(Dataset rows for apps and sites)
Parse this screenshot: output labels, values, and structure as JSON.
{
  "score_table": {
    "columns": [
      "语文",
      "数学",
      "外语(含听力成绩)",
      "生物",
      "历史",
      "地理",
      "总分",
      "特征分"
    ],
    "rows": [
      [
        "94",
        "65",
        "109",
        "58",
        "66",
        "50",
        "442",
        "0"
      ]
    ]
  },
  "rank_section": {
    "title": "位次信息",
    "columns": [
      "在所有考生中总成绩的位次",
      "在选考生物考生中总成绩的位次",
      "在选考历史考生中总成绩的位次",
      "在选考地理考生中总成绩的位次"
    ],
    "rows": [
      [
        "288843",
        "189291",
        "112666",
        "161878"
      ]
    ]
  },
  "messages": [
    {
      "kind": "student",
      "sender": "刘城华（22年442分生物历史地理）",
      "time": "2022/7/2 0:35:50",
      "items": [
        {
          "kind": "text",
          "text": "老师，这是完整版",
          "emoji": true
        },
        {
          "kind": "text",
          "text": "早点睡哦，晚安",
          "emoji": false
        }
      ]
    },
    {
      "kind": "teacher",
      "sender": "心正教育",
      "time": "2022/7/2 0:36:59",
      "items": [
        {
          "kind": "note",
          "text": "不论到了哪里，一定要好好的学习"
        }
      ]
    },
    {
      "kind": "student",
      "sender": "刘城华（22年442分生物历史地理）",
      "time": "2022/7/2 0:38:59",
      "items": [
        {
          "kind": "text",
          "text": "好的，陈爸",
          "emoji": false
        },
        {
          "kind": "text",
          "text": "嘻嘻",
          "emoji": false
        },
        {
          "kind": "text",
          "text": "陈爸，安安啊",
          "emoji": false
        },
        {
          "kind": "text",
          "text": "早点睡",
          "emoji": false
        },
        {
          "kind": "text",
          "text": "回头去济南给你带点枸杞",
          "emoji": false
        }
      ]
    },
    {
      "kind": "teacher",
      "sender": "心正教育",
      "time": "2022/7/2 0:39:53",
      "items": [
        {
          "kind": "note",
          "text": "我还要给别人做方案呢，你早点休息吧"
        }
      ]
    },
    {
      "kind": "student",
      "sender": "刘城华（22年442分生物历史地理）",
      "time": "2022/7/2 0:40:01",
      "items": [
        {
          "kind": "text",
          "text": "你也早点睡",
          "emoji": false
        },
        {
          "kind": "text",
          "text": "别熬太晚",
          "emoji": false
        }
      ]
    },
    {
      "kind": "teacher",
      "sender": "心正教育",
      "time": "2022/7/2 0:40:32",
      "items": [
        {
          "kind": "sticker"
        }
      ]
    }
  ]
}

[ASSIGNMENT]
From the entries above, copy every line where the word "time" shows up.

[COMPLETED TASK]
      "time": "2022/7/2 0:35:50",
      "time": "2022/7/2 0:36:59",
      "time": "2022/7/2 0:38:59",
      "time": "2022/7/2 0:39:53",
      "time": "2022/7/2 0:40:01",
      "time": "2022/7/2 0:40:32",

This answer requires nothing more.